At Year 1 of ADVANCE, subcutaneous peginterferon beta-1a (125 µg every 2 [Q2W] or 4 [Q4W] weeks) significantly reduced annualized relapse rate [ARR; primary endpoint], risk of relapse, and risk of 12-week confirmed disability progression versus placebo. Safety profiles were similar for Q2W and Q4W treatment arms, and consistent with established interferon beta-1a therapies.


To evaluate the efficacy of peginterferon beta-1a over 2 years on relapse and disability endpoints in patients with relapsing-remitting multiple sclerosis (RRMS) in the Phase 3 ADVANCE study.
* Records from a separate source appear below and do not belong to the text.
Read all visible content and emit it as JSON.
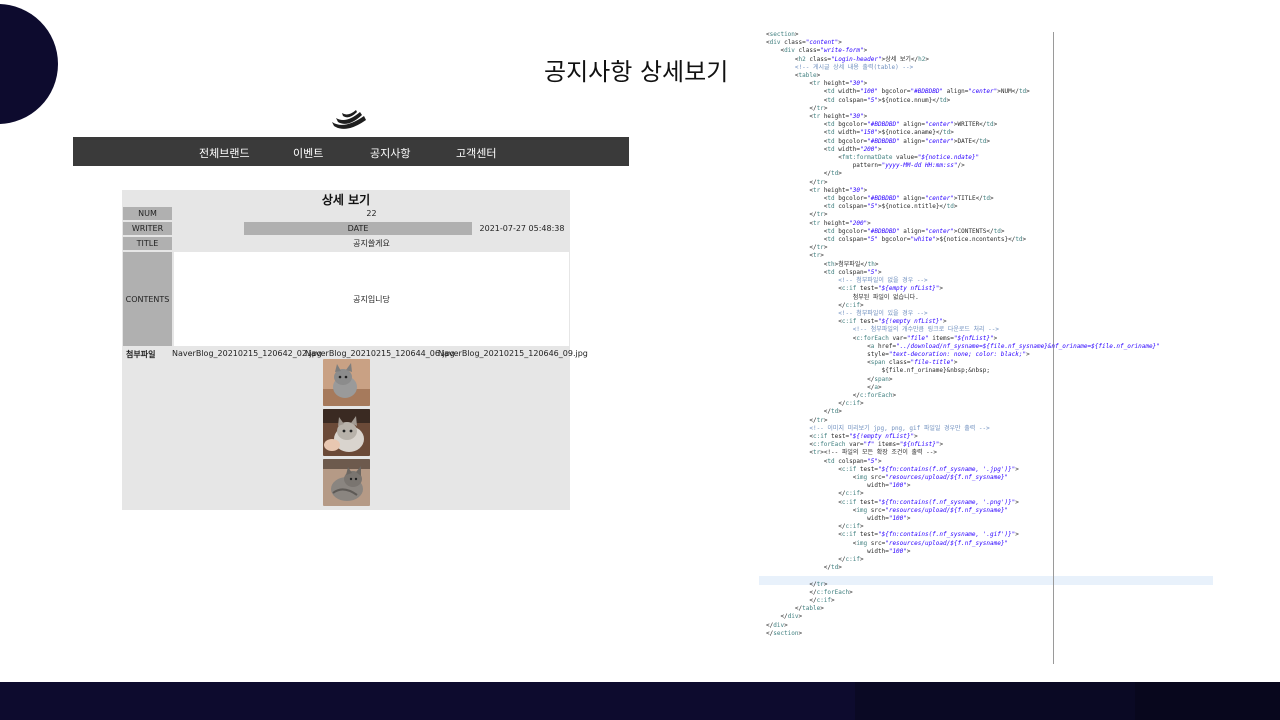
{
  "slide": {
    "title": "공지사항 상세보기"
  },
  "nav": {
    "items": [
      "전체브랜드",
      "이벤트",
      "공지사항",
      "고객센터"
    ]
  },
  "detail": {
    "heading": "상세 보기",
    "num_label": "NUM",
    "num_value": "22",
    "writer_label": "WRITER",
    "date_label": "DATE",
    "date_value": "2021-07-27 05:48:38",
    "title_label": "TITLE",
    "title_value": "공지쓸게요",
    "contents_label": "CONTENTS",
    "contents_value": "공지입니당",
    "attach_label": "첨부파일",
    "files": [
      "NaverBlog_20210215_120642_02.jpg",
      "NaverBlog_20210215_120644_06.jpg",
      "NaverBlog_20210215_120646_09.jpg"
    ]
  },
  "code_lines": [
    "<section>",
    "<div class=\"content\">",
    "    <div class=\"write-form\">",
    "        <h2 class=\"Login-header\">상세 보기</h2>",
    "        <!-- 게시글 상세 내용 출력(table) -->",
    "        <table>",
    "            <tr height=\"30\">",
    "                <td width=\"100\" bgcolor=\"#BDBDBD\" align=\"center\">NUM</td>",
    "                <td colspan=\"5\">${notice.nnum}</td>",
    "            </tr>",
    "            <tr height=\"30\">",
    "                <td bgcolor=\"#BDBDBD\" align=\"center\">WRITER</td>",
    "                <td width=\"150\">${notice.aname}</td>",
    "                <td bgcolor=\"#BDBDBD\" align=\"center\">DATE</td>",
    "                <td width=\"200\">",
    "                    <fmt:formatDate value=\"${notice.ndate}\"",
    "                        pattern=\"yyyy-MM-dd HH:mm:ss\"/>",
    "                </td>",
    "            </tr>",
    "            <tr height=\"30\">",
    "                <td bgcolor=\"#BDBDBD\" align=\"center\">TITLE</td>",
    "                <td colspan=\"5\">${notice.ntitle}</td>",
    "            </tr>",
    "            <tr height=\"200\">",
    "                <td bgcolor=\"#BDBDBD\" align=\"center\">CONTENTS</td>",
    "                <td colspan=\"5\" bgcolor=\"white\">${notice.ncontents}</td>",
    "            </tr>",
    "            <tr>",
    "                <th>첨부파일</th>",
    "                <td colspan=\"5\">",
    "                    <!-- 첨부파일이 없을 경우 -->",
    "                    <c:if test=\"${empty nfList}\">",
    "                        첨부된 파일이 없습니다.",
    "                    </c:if>",
    "                    <!-- 첨부파일이 있을 경우 -->",
    "                    <c:if test=\"${!empty nfList}\">",
    "                        <!-- 첨부파일의 개수만큼 링크로 다운로드 처리 -->",
    "                        <c:forEach var=\"file\" items=\"${nfList}\">",
    "                            <a href=\"../download/nf_sysname=${file.nf_sysname}&nf_oriname=${file.nf_oriname}\"",
    "                            style=\"text-decoration: none; color: black;\">",
    "                            <span class=\"file-title\">",
    "                                ${file.nf_oriname}&nbsp;&nbsp;",
    "                            </span>",
    "                            </a>",
    "                        </c:forEach>",
    "                    </c:if>",
    "                </td>",
    "            </tr>",
    "            <!-- 이미지 미리보기 jpg, png, gif 파일일 경우만 출력 -->",
    "            <c:if test=\"${!empty nfList}\">",
    "            <c:forEach var=\"f\" items=\"${nfList}\">",
    "            <tr><!-- 파일의 모든 확장 조건이 출력 -->",
    "                <td colspan=\"5\">",
    "                    <c:if test=\"${fn:contains(f.nf_sysname, '.jpg')}\">",
    "                        <img src=\"resources/upload/${f.nf_sysname}\"",
    "                            width=\"100\">",
    "                    </c:if>",
    "                    <c:if test=\"${fn:contains(f.nf_sysname, '.png')}\">",
    "                        <img src=\"resources/upload/${f.nf_sysname}\"",
    "                            width=\"100\">",
    "                    </c:if>",
    "                    <c:if test=\"${fn:contains(f.nf_sysname, '.gif')}\">",
    "                        <img src=\"resources/upload/${f.nf_sysname}\"",
    "                            width=\"100\">",
    "                    </c:if>",
    "                </td>",
    "",
    "            </tr>",
    "            </c:forEach>",
    "            </c:if>",
    "        </table>",
    "    </div>",
    "</div>",
    "</section>"
  ]
}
After Year 1, patients randomized to placebo were re-randomized to 125 µg peginterferon beta-1a administered Q2W or Q4W for Year 2. Patients randomized to peginterferon beta-1a in Year 1 remained on the same dosing regimen in Year 2. All efficacy analyses were performed on data from the intent-to-treat population (all randomized patients who received at least one dose of active study treatment over 2 years). Statistical analysis of proportion of patients with disability progression (patients in the original placebo arm in Year 1 versus patients on peginterferon beta-1a dosing regimens over both years) was pre-specified whereas all remaining statistical analyses were post-hoc.
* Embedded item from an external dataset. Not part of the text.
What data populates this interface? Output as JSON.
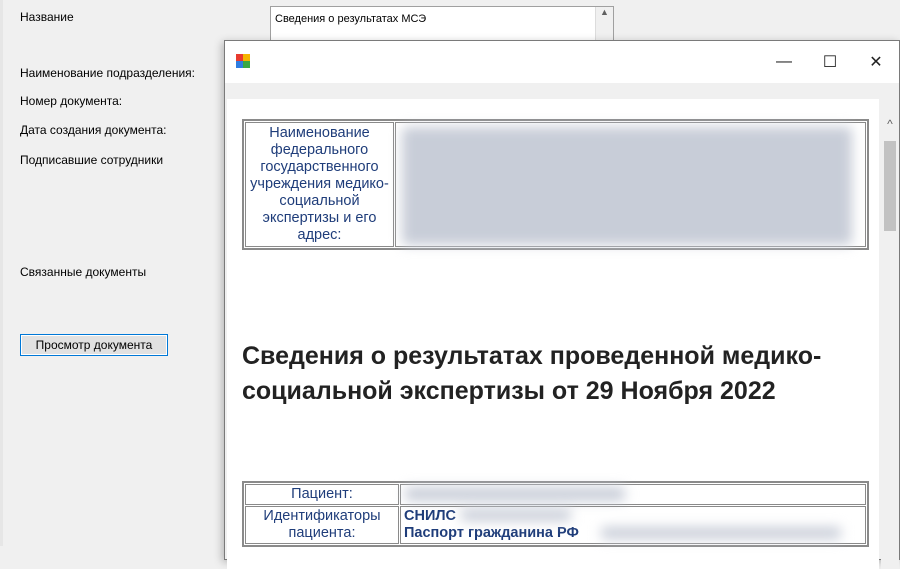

In Year 2, ARR was further reduced in patients receiving Q2W (Year 1: 0.230 [95% CI 0.183-0.291], Year 2: 0.178 [0.136-0.233]) and was maintained for patients treated with Q4W (Year 1: 0.286 [0.231-0.355], Year 2: 0.291 [0.231-0.368]). Compared to patients originally randomized to placebo in Year 1, reductions were seen for patients on peginterferon beta-1a during both Years 1 and 2 in ARR (Q2W 37% [p< 0.0001], Q4W 17% [p=0.0906]), risk of relapse (Q2W 39% [p< 0.0001], Q4W 19% [p=0.0465]) and risk of disability progression (12-week confirmed: Q2W 33% [p=0.0257], Q4W 25% [p=0.0960]; 24-week confirmed: Q2W 41% [p=0.0137], Q4W 9% [p=0.6243]).

Over 2 years, relative to Q4W dosing, greater reductions were observed with Q2W dosing in ARR (24%, p=0.0209), risk of relapse (24%, p=0.0212), and risk of disability progression (12-week confirmed: 11%, p=0.5665 and 24-week confirmed: 36%, p=0.0459).


2-year results support the maintained benefits of peginterferon beta-1a beyond 1 year in RRMS, with significantly greater efficacy seen for Q2W versus Q4W across relapse endpoints.